Your copy must hold every line of the records word for word. It must hold no pictures.

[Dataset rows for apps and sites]
========
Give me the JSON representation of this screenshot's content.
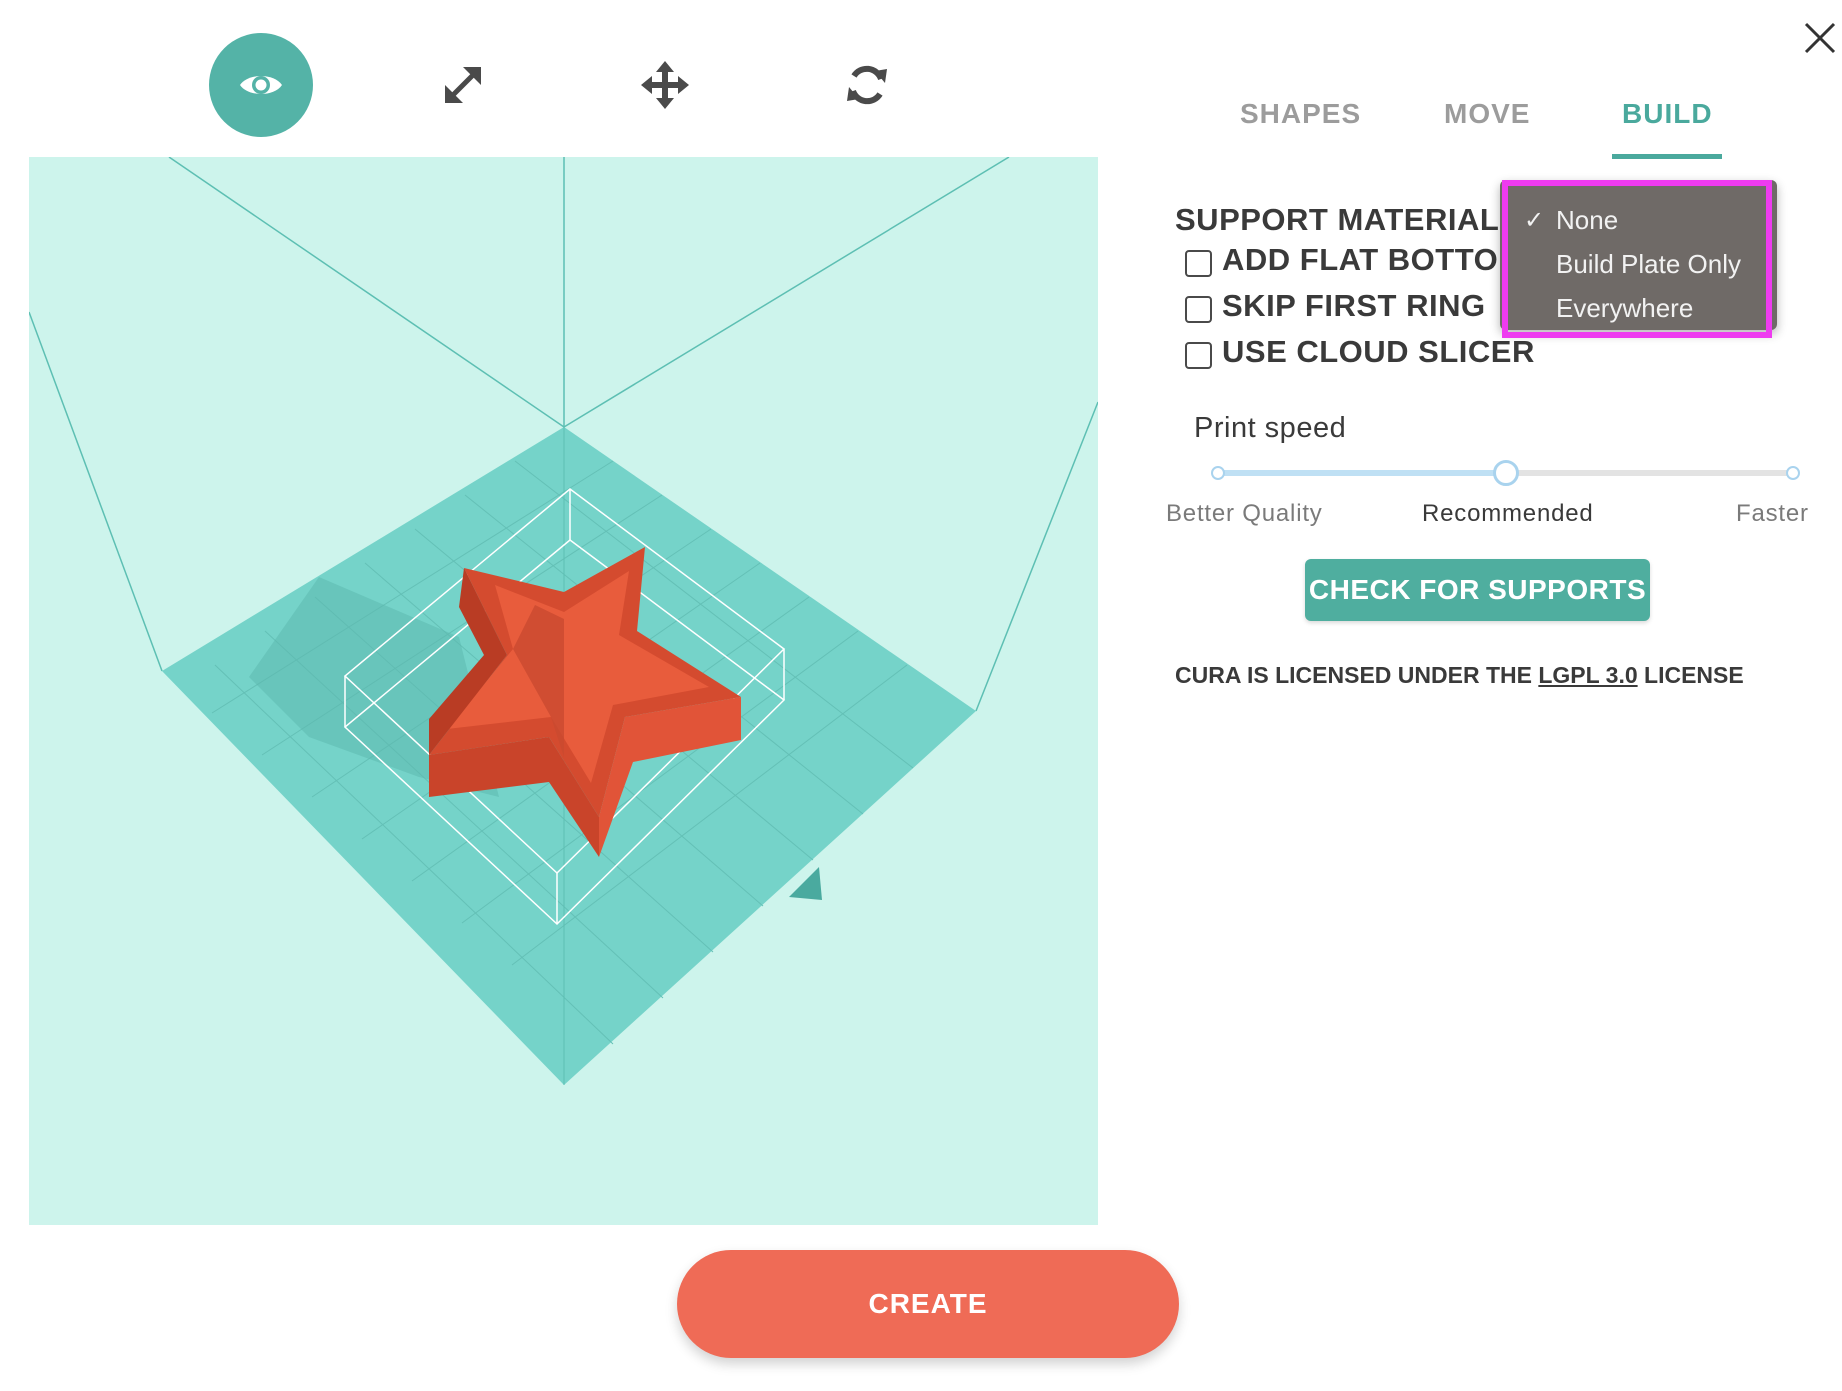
{
  "toolbar": {
    "tools": [
      {
        "name": "view",
        "icon": "eye-icon",
        "active": true
      },
      {
        "name": "scale",
        "icon": "resize-arrows-icon",
        "active": false
      },
      {
        "name": "move",
        "icon": "move-cross-icon",
        "active": false
      },
      {
        "name": "rotate",
        "icon": "rotate-arrows-icon",
        "active": false
      }
    ]
  },
  "close_icon": "close-icon",
  "tabs": [
    {
      "label": "SHAPES",
      "active": false
    },
    {
      "label": "MOVE",
      "active": false
    },
    {
      "label": "BUILD",
      "active": true
    }
  ],
  "build": {
    "support_material_label": "SUPPORT MATERIAL",
    "options": [
      {
        "label": "ADD FLAT BOTTOM",
        "checked": false
      },
      {
        "label": "SKIP FIRST RING",
        "checked": false
      },
      {
        "label": "USE CLOUD SLICER",
        "checked": false
      }
    ],
    "print_speed": {
      "label": "Print speed",
      "min_label": "Better Quality",
      "mid_label": "Recommended",
      "max_label": "Faster",
      "value": 0.5
    },
    "check_supports_label": "CHECK FOR SUPPORTS",
    "license": {
      "prefix": "CURA IS LICENSED UNDER THE",
      "link": "LGPL 3.0",
      "suffix": "LICENSE"
    }
  },
  "support_dropdown": {
    "options": [
      "None",
      "Build Plate Only",
      "Everywhere"
    ],
    "selected": "None",
    "check_glyph": "✓"
  },
  "create_label": "CREATE",
  "colors": {
    "accent": "#4aa99d",
    "viewport_bg": "#cdf4ec",
    "build_plate": "#75d3c9",
    "model": "#e85c3c",
    "create": "#ef6b56",
    "dropdown_bg": "#6f6a67",
    "highlight": "#ee3bf0"
  }
}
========
[Task response]:
Give me the JSON representation of this screenshot's content.
{
  "toolbar": {
    "tools": [
      {
        "name": "view",
        "icon": "eye-icon",
        "active": true
      },
      {
        "name": "scale",
        "icon": "resize-arrows-icon",
        "active": false
      },
      {
        "name": "move",
        "icon": "move-cross-icon",
        "active": false
      },
      {
        "name": "rotate",
        "icon": "rotate-arrows-icon",
        "active": false
      }
    ]
  },
  "close_icon": "close-icon",
  "tabs": [
    {
      "label": "SHAPES",
      "active": false
    },
    {
      "label": "MOVE",
      "active": false
    },
    {
      "label": "BUILD",
      "active": true
    }
  ],
  "build": {
    "support_material_label": "SUPPORT MATERIAL",
    "options": [
      {
        "label": "ADD FLAT BOTTOM",
        "checked": false
      },
      {
        "label": "SKIP FIRST RING",
        "checked": false
      },
      {
        "label": "USE CLOUD SLICER",
        "checked": false
      }
    ],
    "print_speed": {
      "label": "Print speed",
      "min_label": "Better Quality",
      "mid_label": "Recommended",
      "max_label": "Faster",
      "value": 0.5
    },
    "check_supports_label": "CHECK FOR SUPPORTS",
    "license": {
      "prefix": "CURA IS LICENSED UNDER THE",
      "link": "LGPL 3.0",
      "suffix": "LICENSE"
    }
  },
  "support_dropdown": {
    "options": [
      "None",
      "Build Plate Only",
      "Everywhere"
    ],
    "selected": "None",
    "check_glyph": "✓"
  },
  "create_label": "CREATE",
  "colors": {
    "accent": "#4aa99d",
    "viewport_bg": "#cdf4ec",
    "build_plate": "#75d3c9",
    "model": "#e85c3c",
    "create": "#ef6b56",
    "dropdown_bg": "#6f6a67",
    "highlight": "#ee3bf0"
  }
}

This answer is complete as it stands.